The turning lane was created in the early 1990s, when the one-way direction of Linden Place was reversed to flow east-to-west, police Chief Darren McConnell told redbankgreen earlier this year. (Because of an unexplained oversight, the lane was not codified as legit until an ordinance amendment by the borough council in 2015.)
McConnell said the lane was more nuisance than solution, as drivers continuing south on Broad had to veer into the right lane, even when no vehicles were turning into Linden. And that was the case the case most of the time, he said.
After a four-day test involving traffic cones, the RBPD traffic unit determined that eliminating the dedicated lane would not cause any traffic or safety issues, McConnell said. The borough council agreed, and in January, voted to eliminate the turning lane.

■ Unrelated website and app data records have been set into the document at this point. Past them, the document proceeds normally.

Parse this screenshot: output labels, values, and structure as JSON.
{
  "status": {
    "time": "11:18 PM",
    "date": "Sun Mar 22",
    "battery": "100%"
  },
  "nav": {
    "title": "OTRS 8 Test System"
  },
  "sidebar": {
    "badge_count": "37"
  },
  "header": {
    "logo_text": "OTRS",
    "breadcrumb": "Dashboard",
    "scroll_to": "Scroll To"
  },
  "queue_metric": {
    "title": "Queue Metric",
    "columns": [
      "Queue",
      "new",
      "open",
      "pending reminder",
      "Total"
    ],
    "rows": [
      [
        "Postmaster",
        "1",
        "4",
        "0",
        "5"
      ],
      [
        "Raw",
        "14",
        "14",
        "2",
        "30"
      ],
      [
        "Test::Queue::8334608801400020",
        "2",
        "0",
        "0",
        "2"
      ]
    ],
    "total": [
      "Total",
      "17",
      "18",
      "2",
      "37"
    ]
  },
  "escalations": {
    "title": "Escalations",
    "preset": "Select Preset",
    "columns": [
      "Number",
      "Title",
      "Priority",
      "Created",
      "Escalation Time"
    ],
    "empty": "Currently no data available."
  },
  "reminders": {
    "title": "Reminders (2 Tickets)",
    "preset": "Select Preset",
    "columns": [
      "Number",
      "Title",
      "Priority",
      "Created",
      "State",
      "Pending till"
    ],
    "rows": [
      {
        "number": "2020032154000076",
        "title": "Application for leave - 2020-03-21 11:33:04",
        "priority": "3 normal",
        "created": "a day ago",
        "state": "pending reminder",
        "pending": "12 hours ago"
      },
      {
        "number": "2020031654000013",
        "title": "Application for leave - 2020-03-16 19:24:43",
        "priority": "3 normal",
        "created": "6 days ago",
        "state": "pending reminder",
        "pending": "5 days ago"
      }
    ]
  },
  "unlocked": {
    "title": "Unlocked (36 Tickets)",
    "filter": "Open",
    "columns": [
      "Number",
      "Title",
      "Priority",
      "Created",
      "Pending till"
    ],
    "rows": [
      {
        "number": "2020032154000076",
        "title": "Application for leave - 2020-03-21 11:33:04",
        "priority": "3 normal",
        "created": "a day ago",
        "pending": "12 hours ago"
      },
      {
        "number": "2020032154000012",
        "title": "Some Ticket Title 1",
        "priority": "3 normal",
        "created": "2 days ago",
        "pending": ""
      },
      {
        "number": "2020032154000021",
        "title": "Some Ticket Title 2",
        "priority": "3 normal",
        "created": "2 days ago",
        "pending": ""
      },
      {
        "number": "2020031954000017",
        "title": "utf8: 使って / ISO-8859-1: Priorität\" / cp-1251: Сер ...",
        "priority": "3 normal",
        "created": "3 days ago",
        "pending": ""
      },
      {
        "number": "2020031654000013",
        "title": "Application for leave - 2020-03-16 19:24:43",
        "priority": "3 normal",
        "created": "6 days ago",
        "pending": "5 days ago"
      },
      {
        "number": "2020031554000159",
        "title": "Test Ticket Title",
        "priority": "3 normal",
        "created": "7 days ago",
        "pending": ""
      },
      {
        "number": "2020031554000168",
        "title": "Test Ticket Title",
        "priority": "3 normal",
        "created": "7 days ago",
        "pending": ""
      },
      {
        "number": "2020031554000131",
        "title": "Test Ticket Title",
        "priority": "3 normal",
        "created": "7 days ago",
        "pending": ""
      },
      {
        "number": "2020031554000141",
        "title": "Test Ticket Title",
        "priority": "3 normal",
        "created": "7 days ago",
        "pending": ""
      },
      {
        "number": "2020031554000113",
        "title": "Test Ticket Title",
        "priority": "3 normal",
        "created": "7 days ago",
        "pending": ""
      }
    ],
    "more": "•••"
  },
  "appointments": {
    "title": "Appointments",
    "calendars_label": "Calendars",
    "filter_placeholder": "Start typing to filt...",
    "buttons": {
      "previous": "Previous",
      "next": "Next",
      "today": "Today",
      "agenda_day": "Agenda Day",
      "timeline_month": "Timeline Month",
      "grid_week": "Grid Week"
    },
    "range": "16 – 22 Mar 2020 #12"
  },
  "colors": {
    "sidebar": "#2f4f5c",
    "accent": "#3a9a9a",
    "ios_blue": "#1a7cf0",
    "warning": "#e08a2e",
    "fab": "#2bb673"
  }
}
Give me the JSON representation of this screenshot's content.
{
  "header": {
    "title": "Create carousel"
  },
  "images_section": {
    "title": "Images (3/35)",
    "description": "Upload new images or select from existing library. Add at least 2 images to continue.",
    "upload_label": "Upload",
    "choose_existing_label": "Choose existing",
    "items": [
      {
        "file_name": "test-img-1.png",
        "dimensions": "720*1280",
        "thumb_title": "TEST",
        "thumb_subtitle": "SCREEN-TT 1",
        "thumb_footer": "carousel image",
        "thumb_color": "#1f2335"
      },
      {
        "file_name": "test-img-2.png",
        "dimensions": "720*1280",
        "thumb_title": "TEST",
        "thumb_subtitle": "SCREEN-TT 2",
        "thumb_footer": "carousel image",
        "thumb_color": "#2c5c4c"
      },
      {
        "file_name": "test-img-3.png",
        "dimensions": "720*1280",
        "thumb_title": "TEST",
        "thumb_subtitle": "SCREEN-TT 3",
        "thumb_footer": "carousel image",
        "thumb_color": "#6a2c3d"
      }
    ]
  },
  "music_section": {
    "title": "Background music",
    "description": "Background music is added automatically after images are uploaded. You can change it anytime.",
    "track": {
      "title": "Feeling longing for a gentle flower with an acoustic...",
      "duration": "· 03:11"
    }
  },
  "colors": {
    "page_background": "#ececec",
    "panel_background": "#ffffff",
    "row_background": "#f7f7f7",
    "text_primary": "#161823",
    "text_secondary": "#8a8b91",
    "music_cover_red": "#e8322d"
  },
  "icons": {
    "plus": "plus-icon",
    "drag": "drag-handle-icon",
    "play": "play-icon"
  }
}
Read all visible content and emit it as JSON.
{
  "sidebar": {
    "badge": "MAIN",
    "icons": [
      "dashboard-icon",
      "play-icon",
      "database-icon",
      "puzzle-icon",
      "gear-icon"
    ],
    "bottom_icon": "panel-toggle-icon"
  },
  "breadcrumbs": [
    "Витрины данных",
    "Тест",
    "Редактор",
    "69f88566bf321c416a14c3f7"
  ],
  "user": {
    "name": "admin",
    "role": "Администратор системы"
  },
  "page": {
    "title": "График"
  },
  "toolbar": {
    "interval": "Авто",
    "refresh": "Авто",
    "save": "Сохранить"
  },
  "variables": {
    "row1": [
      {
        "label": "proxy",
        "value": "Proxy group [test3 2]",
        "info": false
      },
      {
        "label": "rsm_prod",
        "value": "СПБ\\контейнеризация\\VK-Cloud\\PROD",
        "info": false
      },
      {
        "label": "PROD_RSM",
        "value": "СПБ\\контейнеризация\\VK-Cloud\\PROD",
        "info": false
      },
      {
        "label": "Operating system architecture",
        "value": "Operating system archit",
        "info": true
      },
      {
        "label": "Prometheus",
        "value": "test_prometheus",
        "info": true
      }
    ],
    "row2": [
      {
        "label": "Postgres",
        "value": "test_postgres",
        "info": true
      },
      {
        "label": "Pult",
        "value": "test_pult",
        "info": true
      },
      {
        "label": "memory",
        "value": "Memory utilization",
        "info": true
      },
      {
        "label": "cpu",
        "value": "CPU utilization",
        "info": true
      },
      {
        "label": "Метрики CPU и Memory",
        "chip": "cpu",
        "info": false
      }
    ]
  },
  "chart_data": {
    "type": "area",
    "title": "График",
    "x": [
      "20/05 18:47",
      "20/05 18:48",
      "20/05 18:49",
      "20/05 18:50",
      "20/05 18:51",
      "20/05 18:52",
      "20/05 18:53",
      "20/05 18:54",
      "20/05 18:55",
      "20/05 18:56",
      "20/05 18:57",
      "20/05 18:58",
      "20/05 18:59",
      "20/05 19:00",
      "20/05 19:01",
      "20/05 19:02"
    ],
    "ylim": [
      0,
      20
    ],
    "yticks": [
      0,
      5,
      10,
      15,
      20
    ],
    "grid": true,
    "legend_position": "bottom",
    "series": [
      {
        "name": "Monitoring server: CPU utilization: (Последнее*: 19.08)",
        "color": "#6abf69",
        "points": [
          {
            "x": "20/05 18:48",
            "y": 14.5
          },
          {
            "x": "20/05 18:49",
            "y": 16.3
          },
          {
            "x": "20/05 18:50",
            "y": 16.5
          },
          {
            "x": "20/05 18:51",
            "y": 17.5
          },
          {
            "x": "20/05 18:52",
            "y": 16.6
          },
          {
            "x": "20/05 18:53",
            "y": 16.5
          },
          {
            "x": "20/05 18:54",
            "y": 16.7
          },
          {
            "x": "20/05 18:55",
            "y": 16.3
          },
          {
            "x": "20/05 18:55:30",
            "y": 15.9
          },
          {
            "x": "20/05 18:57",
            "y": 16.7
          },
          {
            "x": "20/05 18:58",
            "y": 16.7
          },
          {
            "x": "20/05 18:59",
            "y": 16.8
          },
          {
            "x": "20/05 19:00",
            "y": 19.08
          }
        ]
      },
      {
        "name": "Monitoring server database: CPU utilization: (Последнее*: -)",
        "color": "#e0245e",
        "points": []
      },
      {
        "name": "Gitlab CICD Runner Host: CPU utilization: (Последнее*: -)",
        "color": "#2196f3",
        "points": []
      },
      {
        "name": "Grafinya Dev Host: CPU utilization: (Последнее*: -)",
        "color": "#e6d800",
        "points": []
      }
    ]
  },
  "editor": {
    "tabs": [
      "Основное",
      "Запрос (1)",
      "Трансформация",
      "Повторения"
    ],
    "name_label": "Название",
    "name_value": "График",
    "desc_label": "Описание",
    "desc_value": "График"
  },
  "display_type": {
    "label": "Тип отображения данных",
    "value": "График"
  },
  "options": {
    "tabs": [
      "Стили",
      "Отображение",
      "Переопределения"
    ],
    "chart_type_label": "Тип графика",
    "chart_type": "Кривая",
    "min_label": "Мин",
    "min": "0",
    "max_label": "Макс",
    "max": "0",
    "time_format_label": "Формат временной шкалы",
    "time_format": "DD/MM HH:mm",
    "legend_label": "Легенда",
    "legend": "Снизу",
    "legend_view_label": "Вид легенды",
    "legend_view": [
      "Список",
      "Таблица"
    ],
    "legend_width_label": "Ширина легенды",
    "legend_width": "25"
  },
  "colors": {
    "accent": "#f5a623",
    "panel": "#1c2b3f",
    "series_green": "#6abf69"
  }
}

McConnell told redbankgreen on Tuesday that he doesn’t expect the change to result in two lanes of traffic now having to merge, because there’s only one through-lane as southbound Broad crosses Monmouth Street. “We’ll keep an eye on it, but I think drivers will barely notice the difference,” he said.
In conjunction with the lane elimination, two new parking spaces on the west side of Broad were created, said John Garofalo, a borough resident whose company, Alert Traffic Lines, did the work. (Photo by John T. Ward. Click to enlarge)